Environmental Film Festival in the Nation’s Capital (March 12th- 24th), presents 190 documentary, narrative, animated, archival, experimental and children’s films selected to provide fresh perspectives on environmental issues facing our planet. The vital role of rivers and watersheds in the global environment is a special theme this year, which features cinematic work from 50 countries and 110 Washington, DC, United States and World premieres. Some 196 filmmakers and special guests will discuss their work at the Festival, in addition to 25 of the 96 women filmmakers.
The Festival is the preeminent showcase for films on environmental subjects in the country. Presented in collaboration with over 100 local, national and global organizations, it is one of the largest collaborative cultural events in the nation’s capital. Films are screened this year at 75 venues throughout the greater Washington area, including museums, embassies, universities, libraries and local theaters.
Some Festival highlights include: The world premiere of Hot Water, exposing the toxic effects of uranium mining in the American West, with former Congressman Dennis Kucinich, who is featured in the film, and filmmaker Elizabeth Kucinich, opens the Festival. The film, Harmony, highlighting the efforts of HRH Prince Charles to develop a more sustainable and harmonious relationship with the planet, is the winner of the Festival’s annual Polly Krakora Award for artistry in film. Canadian filmmaker and environmental activist Rob Stewart presents his latest film, Revolution, empowering youth to save the natural world and humanity itself.
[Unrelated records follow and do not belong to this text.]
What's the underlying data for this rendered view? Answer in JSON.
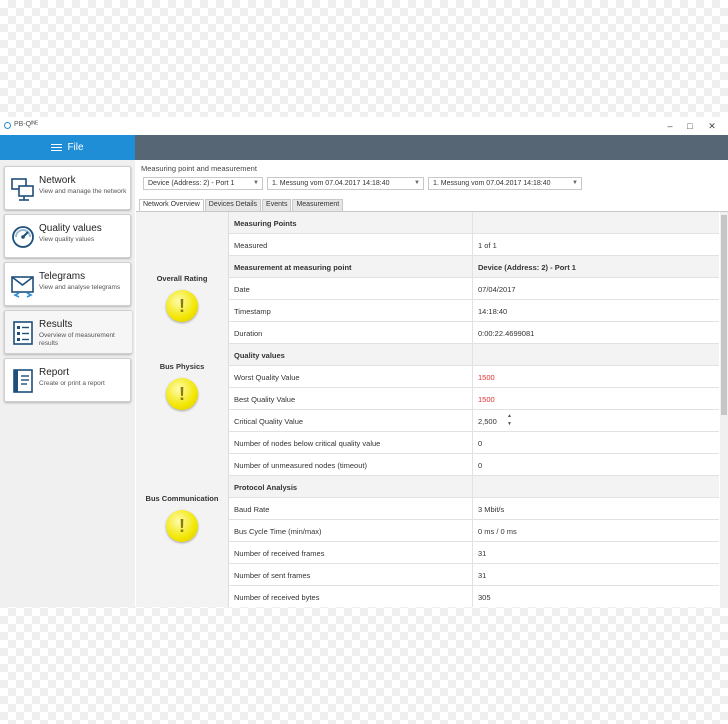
{
  "app": {
    "title": "PB-Qᴵᴺᴱ"
  },
  "window_controls": {
    "minimize": "–",
    "maximize": "□",
    "close": "✕"
  },
  "menu": {
    "file_label": "File"
  },
  "sidebar": {
    "items": [
      {
        "title": "Network",
        "desc": "View and manage the network",
        "icon": "network-icon"
      },
      {
        "title": "Quality values",
        "desc": "View quality values",
        "icon": "gauge-icon"
      },
      {
        "title": "Telegrams",
        "desc": "View and analyse telegrams",
        "icon": "telegram-icon"
      },
      {
        "title": "Results",
        "desc": "Overview of measurement results",
        "icon": "results-icon"
      },
      {
        "title": "Report",
        "desc": "Create or print a report",
        "icon": "report-icon"
      }
    ]
  },
  "measurement": {
    "label": "Measuring point and measurement",
    "selects": [
      "Device (Address: 2) - Port 1",
      "1. Messung vom 07.04.2017 14:18:40",
      "1. Messung vom 07.04.2017 14:18:40"
    ]
  },
  "tabs": [
    "Network Overview",
    "Devices Details",
    "Events",
    "Measurement"
  ],
  "sections": {
    "overall_rating": "Overall Rating",
    "bus_physics": "Bus Physics",
    "bus_communication": "Bus Communication",
    "warning_symbol": "!"
  },
  "table": {
    "rows": [
      {
        "key": "Measuring Points",
        "value": "",
        "head": true
      },
      {
        "key": "Measured",
        "value": "1 of 1"
      },
      {
        "key": "Measurement at measuring point",
        "value": "Device (Address: 2) - Port 1",
        "head": true
      },
      {
        "key": "Date",
        "value": "07/04/2017"
      },
      {
        "key": "Timestamp",
        "value": "14:18:40"
      },
      {
        "key": "Duration",
        "value": "0:00:22.4699081"
      },
      {
        "key": "Quality values",
        "value": "",
        "head": true
      },
      {
        "key": "Worst Quality Value",
        "value": "1500",
        "red": true
      },
      {
        "key": "Best Quality Value",
        "value": "1500",
        "red": true
      },
      {
        "key": "Critical Quality Value",
        "value": "2,500",
        "stepper": true
      },
      {
        "key": "Number of nodes below critical quality value",
        "value": "0"
      },
      {
        "key": "Number of unmeasured nodes (timeout)",
        "value": "0"
      },
      {
        "key": "Protocol Analysis",
        "value": "",
        "head": true
      },
      {
        "key": "Baud Rate",
        "value": "3 Mbit/s"
      },
      {
        "key": "Bus Cycle Time (min/max)",
        "value": "0 ms / 0 ms"
      },
      {
        "key": "Number of received frames",
        "value": "31"
      },
      {
        "key": "Number of sent frames",
        "value": "31"
      },
      {
        "key": "Number of received bytes",
        "value": "305"
      }
    ]
  },
  "colors": {
    "accent": "#1f8ed6",
    "topbar": "#566674",
    "warning": "#f2e600",
    "error_text": "#e03030"
  }
}
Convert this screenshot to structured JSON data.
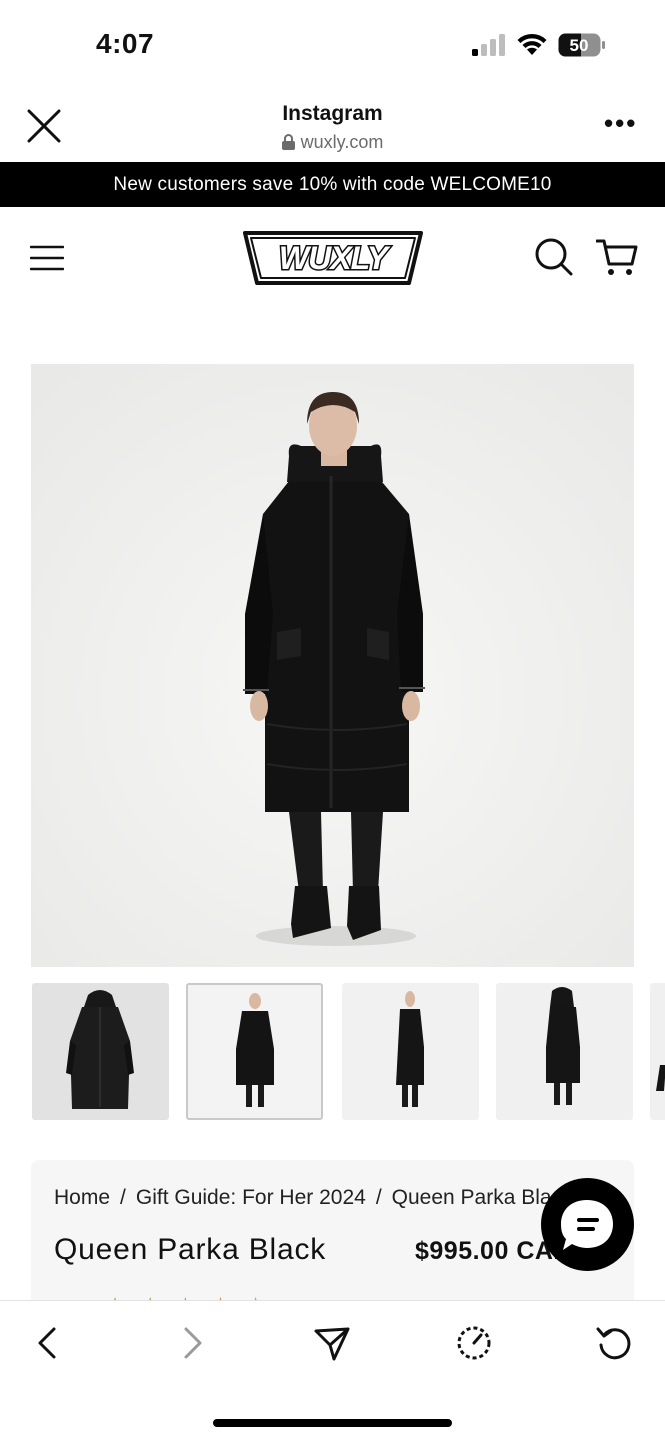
{
  "status_bar": {
    "time": "4:07",
    "battery": "50"
  },
  "browser": {
    "title": "Instagram",
    "url": "wuxly.com"
  },
  "promo": {
    "text": "New customers save 10% with code WELCOME10"
  },
  "site_nav": {
    "logo": "WUXLY"
  },
  "product": {
    "breadcrumb": [
      "Home",
      "Gift Guide: For Her 2024",
      "Queen Parka Black"
    ],
    "breadcrumb_separator": "/",
    "title": "Queen Parka Black",
    "price": "$995.00 CAD",
    "stars": "★★★★★"
  },
  "gallery": {
    "thumbnails": [
      "front-hood-up",
      "front-model",
      "side-model",
      "back-model",
      "side-partial"
    ],
    "selected_index": 1
  },
  "toolbar": {
    "items": [
      "back",
      "forward",
      "share",
      "speed",
      "reload"
    ]
  },
  "colors": {
    "promo_bg": "#000000",
    "promo_text": "#ffffff",
    "star": "#d89a2b",
    "card_bg": "#f6f6f6"
  }
}
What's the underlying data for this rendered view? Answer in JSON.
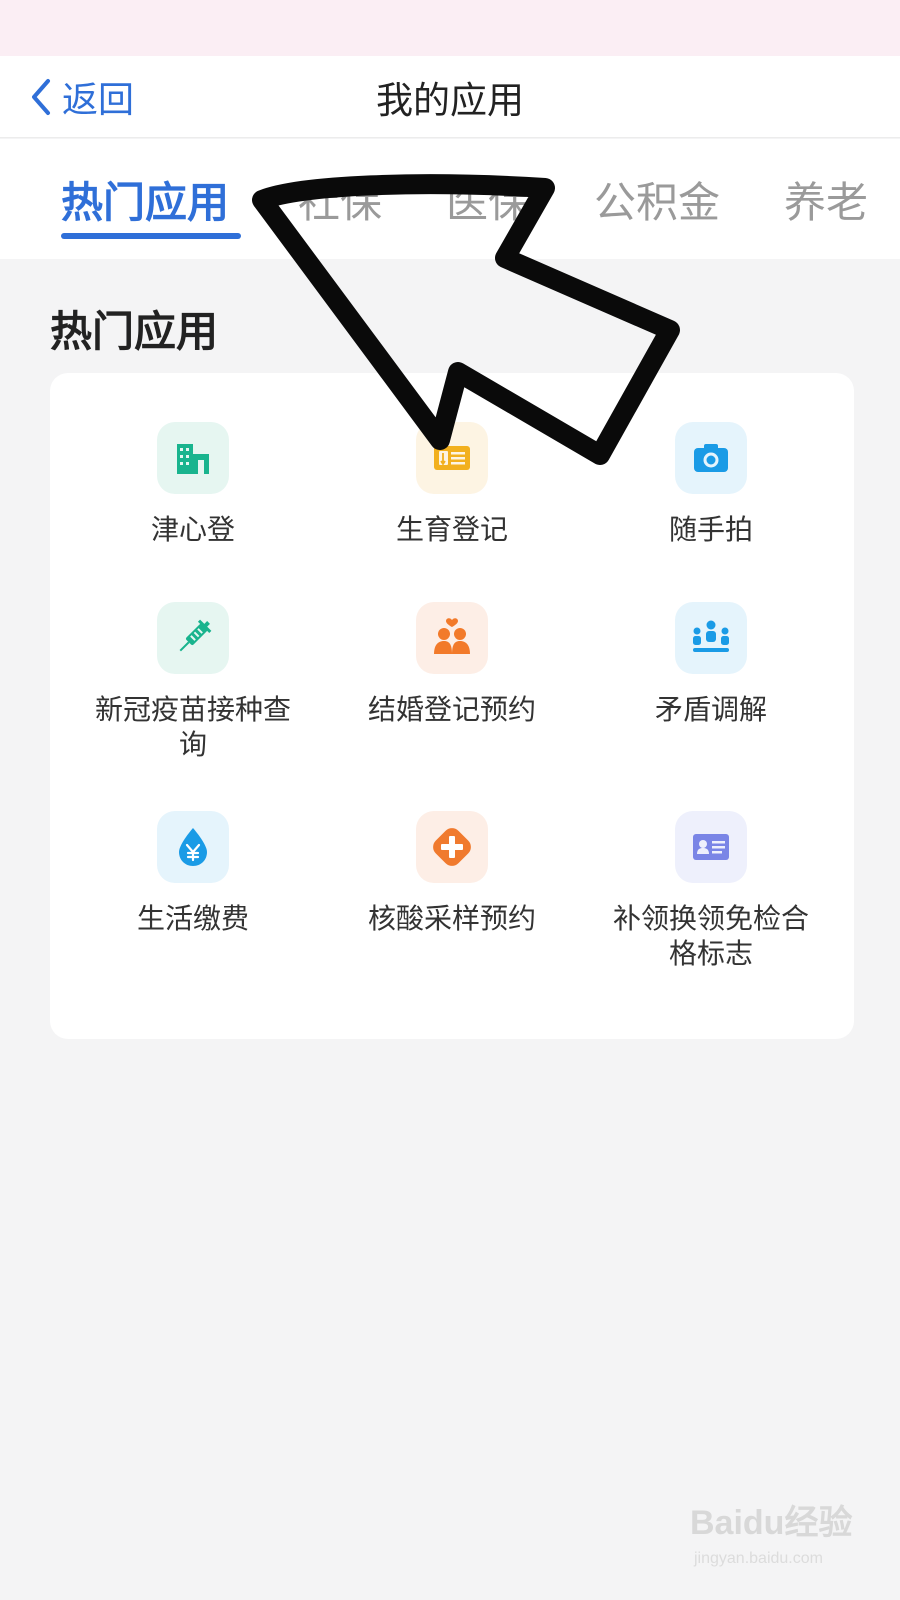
{
  "navbar": {
    "back_label": "返回",
    "title": "我的应用"
  },
  "tabs": [
    {
      "label": "热门应用",
      "active": true
    },
    {
      "label": "社保",
      "active": false
    },
    {
      "label": "医保",
      "active": false
    },
    {
      "label": "公积金",
      "active": false
    },
    {
      "label": "养老",
      "active": false
    }
  ],
  "section": {
    "title": "热门应用"
  },
  "apps": [
    {
      "label": "津心登",
      "icon": "building-icon",
      "bg": "#e6f6f1",
      "color": "#19b48e"
    },
    {
      "label": "生育登记",
      "icon": "id-card-pen-icon",
      "bg": "#fdf4e3",
      "color": "#f2b01e"
    },
    {
      "label": "随手拍",
      "icon": "camera-icon",
      "bg": "#e5f4fc",
      "color": "#1a9be6"
    },
    {
      "label": "新冠疫苗接种查询",
      "icon": "syringe-icon",
      "bg": "#e6f6f1",
      "color": "#19b48e"
    },
    {
      "label": "结婚登记预约",
      "icon": "couple-icon",
      "bg": "#fdeee6",
      "color": "#f27a2a"
    },
    {
      "label": "矛盾调解",
      "icon": "meeting-icon",
      "bg": "#e5f4fc",
      "color": "#1a9be6"
    },
    {
      "label": "生活缴费",
      "icon": "water-drop-yen-icon",
      "bg": "#e5f4fc",
      "color": "#1a9be6"
    },
    {
      "label": "核酸采样预约",
      "icon": "medical-cross-icon",
      "bg": "#fdeee6",
      "color": "#f07a2e"
    },
    {
      "label": "补领换领免检合格标志",
      "icon": "id-card-icon",
      "bg": "#eef0fc",
      "color": "#7a85e6"
    }
  ],
  "watermark": {
    "brand": "Baidu经验",
    "url": "jingyan.baidu.com"
  },
  "colors": {
    "accent": "#2f6fd8",
    "status_strip": "#fbeef4",
    "page_bg": "#f4f4f5"
  }
}
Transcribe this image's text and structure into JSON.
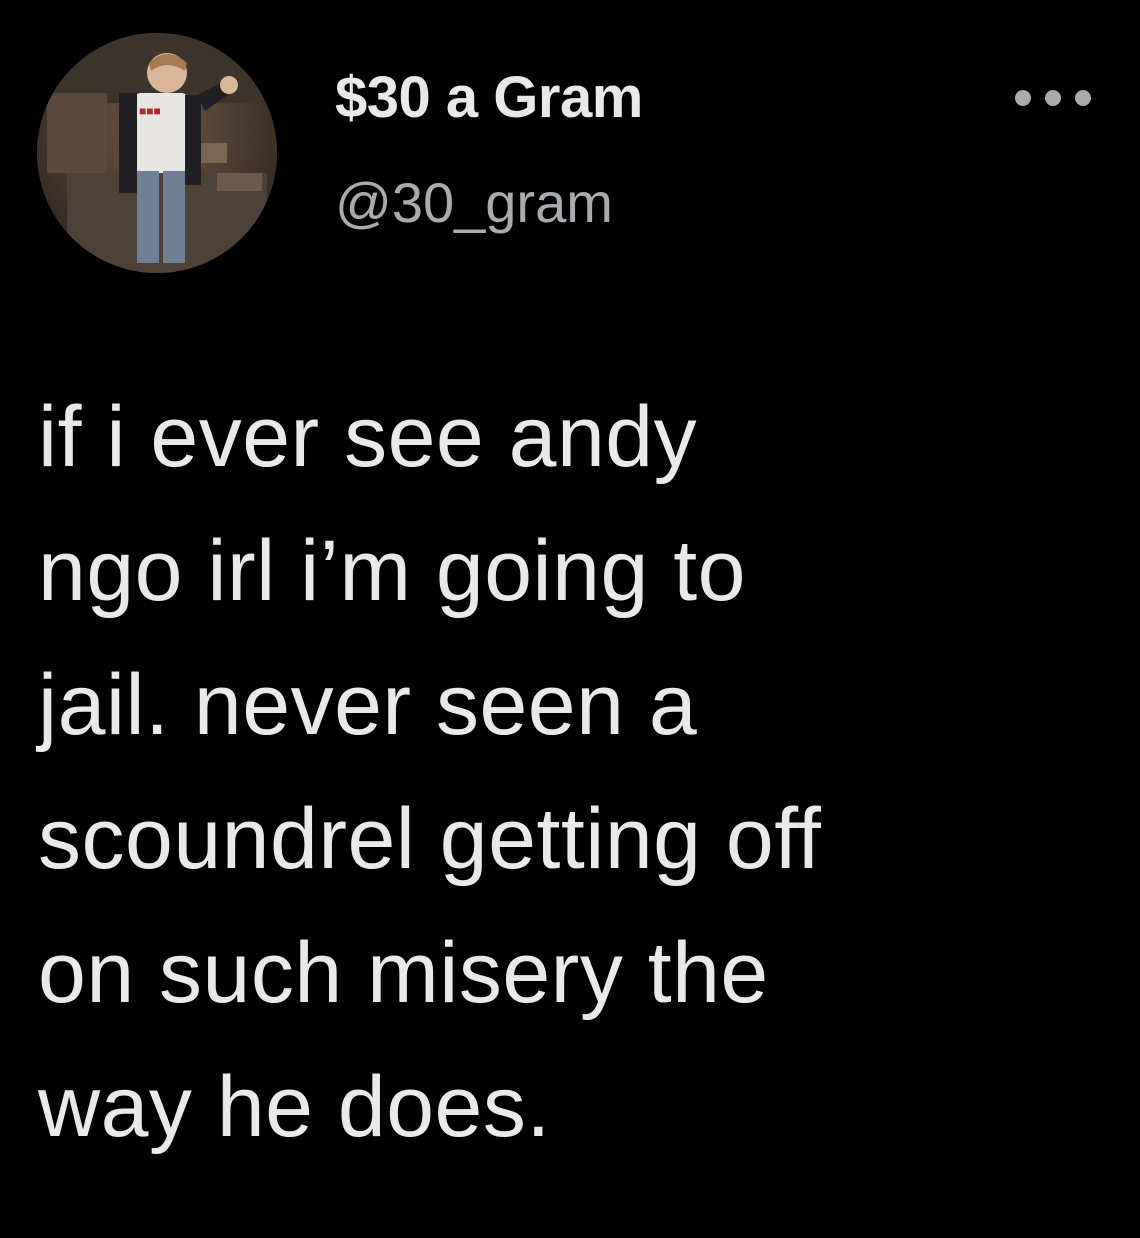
{
  "author": {
    "display_name": "$30 a Gram",
    "handle": "@30_gram",
    "avatar_icon": "profile-photo"
  },
  "more_icon": "more-options-icon",
  "tweet": {
    "lines": [
      "if i ever see andy",
      "ngo irl i’m going to",
      "jail. never seen a",
      "scoundrel getting off",
      "on such misery the",
      "way he does."
    ]
  },
  "colors": {
    "background": "#000000",
    "text_primary": "#e7e9ea",
    "text_secondary": "#a8acaf"
  }
}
The Festival’s focus on rivers encompasses films that explore the ecological importance and threats to the world’s rivers, including the Rhine, the Amazon, the Mekong, the Ganges, the Lena, the Colorado, the Willamette, the Yellowstone and our local D.C. rivers, the Potomac and the Anacostia.
Daughters of the Dust, the first film by an African American woman to receive general theatrical release, chronicles an African-American family’s leave-taking as they prepare to move north from their island home in South Carolina in search of a better life.
The zany doc Lunarcy!, a DC premiere, looks at people who are obsessed with the moon. Jessica Woodworth’s narrative film, The Fifth Season, is a haunting poetic meditation on nature in revolt against humans. The Festival’s closing film, The Fruit Hunters, examines another obsession — those who scour the world searching for exotic fruits.
Two 3D films are among 31 films geared to children and families: Meerkats 3D, about tiny mammals that survive in the harsh Kalahari Desert, and, in IMAX, Titans of the Ice Age 3D, transporting viewers to the frozen landscapes of North America, Europe and Asia ten thousand years before modern civilization.
Many of the screenings ARE AT NO COST. For the complete schedule, visit the Festival Web site, www.dcenvironmentalfilmfest.org.
Pamela Lynne Sorensen is the founder of Pamela’s Punch, a leading source of information for the “who, what, when, and where” of Washington, DC’s elite social, professional, and philanthropic scene, which she founded in November of 2006. In 2012 she launched Pacific Punch, based in Los Angeles. Pamela comes from an extensive background in sales and business development from a variety of industries, has been involved with charities and fundraising for a number of years and holds several Board and leadership positions. She currently resides in Arlington, Virginia and when she’s not out on the town, she’s reading or writing while sipping fine wine, or traveling the country and the world ISO adventures, beauty, fun, food, style, libations, music, and the good life. Follow her on Twitter at @pamelaspunch.